generating a bias voltage based on dividing a voltage difference between the dependent voltage and the power low supply voltage using a voltage divider;
receiving a switch enable signal as an input to the adaptive switch bias circuit; and
controlling a gate voltage and a channel voltage of a first field effect transistor (FET) switch using the adaptive switch bias circuit, wherein controlling the gate voltage and the channel voltage of the first FET switch comprises: biasing the first FET switch using the turn-on voltage when the switch enable signal is in a first state, and biasing the first FET switch using the turn-off voltage when the switch enable signal is in a second state.

18. The method of claim 17, further comprising controlling the gate voltage of the first FET switch to the bias voltage.

19. The method of claim 18, further comprising controlling the channel voltage of the first FET switch to the power high supply voltage when the switch enable signal is in the first state, and controlling the channel voltage of the first FET switch to the power low supply voltage when the switch enable signal is in the second state.

20. The method of claim 17, further comprising controlling the channel voltage of the first FET switch to the bias voltage.

21. The method of claim 20, further comprising controlling the gate voltage of the first FET switch to the power low supply voltage when the switch enable signal is in the first state, and controlling the gate voltage of the first FET switch to the power high supply voltage when the switch enable signal is in the second state.

22. The method of claim 17, wherein generating the dependent voltage comprises shifting the power high supply voltage by a predetermined amount of voltage.

23. The method of claim 17, further comprising generating the reference voltage using a bandgap voltage reference circuit, wherein the predetermined amount of voltage comprises a bandgap reference voltage.

Referenced Cited

U.S. Patent Documents

5878331 March 2, 1999 Yamamoto et al.
8421438 April 16, 2013 Pratt et al.
8854111 October 7, 2014 Chih-Sheng
20070069798 March 29, 2007 Kusachi
20110254614 October 20, 2011 Huang et al.
20140062218 March 6, 2014 Chih-Sheng
20140062577 March 6, 2014 Chih-Sheng
20140144240 May 29, 2014 Barlow et al.
20150145587 May 28, 2015 Sigetani et al.

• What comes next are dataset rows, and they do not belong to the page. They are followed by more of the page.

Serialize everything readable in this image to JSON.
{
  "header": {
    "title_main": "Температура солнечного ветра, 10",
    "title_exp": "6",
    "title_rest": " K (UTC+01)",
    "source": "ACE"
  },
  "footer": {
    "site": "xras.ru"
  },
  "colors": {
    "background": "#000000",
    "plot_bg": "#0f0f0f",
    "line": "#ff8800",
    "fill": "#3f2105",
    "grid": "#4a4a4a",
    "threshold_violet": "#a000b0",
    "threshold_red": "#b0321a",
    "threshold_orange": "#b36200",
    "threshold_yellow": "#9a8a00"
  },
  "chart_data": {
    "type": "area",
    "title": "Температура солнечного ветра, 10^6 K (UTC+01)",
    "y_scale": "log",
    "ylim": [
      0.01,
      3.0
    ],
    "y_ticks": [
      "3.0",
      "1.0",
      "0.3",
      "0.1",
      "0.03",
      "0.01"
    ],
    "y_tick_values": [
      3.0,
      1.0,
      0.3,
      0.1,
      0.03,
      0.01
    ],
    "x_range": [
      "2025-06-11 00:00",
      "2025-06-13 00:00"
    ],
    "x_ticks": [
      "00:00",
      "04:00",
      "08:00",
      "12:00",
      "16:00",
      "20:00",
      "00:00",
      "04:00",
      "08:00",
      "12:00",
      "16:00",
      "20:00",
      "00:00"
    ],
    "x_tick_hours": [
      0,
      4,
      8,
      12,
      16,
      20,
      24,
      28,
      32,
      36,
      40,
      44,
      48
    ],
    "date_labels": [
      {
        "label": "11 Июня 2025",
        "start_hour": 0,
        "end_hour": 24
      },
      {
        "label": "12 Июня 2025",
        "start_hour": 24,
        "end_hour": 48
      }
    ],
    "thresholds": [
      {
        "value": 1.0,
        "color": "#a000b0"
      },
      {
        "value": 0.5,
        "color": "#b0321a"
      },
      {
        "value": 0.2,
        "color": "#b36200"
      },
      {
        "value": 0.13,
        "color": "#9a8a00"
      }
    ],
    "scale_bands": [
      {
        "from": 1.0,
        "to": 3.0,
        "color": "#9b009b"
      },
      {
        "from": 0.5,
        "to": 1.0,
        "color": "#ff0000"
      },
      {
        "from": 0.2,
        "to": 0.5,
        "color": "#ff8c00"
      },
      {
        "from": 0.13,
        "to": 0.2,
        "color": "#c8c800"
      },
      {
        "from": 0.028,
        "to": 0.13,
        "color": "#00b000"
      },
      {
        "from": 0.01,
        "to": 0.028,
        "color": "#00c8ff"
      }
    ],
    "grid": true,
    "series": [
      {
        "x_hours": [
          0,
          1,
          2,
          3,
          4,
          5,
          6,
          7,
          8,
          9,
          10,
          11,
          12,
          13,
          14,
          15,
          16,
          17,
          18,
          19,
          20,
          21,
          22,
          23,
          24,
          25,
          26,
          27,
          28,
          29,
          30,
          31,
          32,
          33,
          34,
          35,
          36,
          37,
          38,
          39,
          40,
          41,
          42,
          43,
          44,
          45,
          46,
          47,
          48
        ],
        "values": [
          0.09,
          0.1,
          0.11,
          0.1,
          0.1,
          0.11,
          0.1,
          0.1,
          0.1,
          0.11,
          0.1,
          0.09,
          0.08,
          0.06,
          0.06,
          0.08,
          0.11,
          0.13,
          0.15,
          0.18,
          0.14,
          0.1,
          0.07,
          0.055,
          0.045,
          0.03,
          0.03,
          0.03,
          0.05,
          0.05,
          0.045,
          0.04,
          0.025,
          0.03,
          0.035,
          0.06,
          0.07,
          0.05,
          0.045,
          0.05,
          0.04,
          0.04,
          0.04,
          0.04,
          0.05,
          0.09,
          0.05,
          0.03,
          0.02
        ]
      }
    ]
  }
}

Foreign Patent Documents

WO 2014/024340 February 2014 WO
WO 2014047823 April 2014 WO

Other references

  • Extended European Search Report dated Feb. 24, 2016 in European Application No. 15188132.3.

Patent History

Patent number: 9374124
Type: Grant
Filed: Oct 3, 2014
Date of Patent: Jun 21, 2016
Patent Publication Number: 20160099743
Assignee: ANALOG DEVICES GLOBAL (Hamilton)
Inventors: Turusan Kolcuoglu (Istanbul), Bilal Tarik Cavus (Istanbul), Yusuf Alperen Atesal (Istanbul)
Primary Examiner: Tuan H Nguyen
Application Number: 14/506,468

Classifications

Current U.S. Class: Single Antenna Switched Between Transmitter And Receiver (455/83)
International Classification: H04B 1/44 (20060101);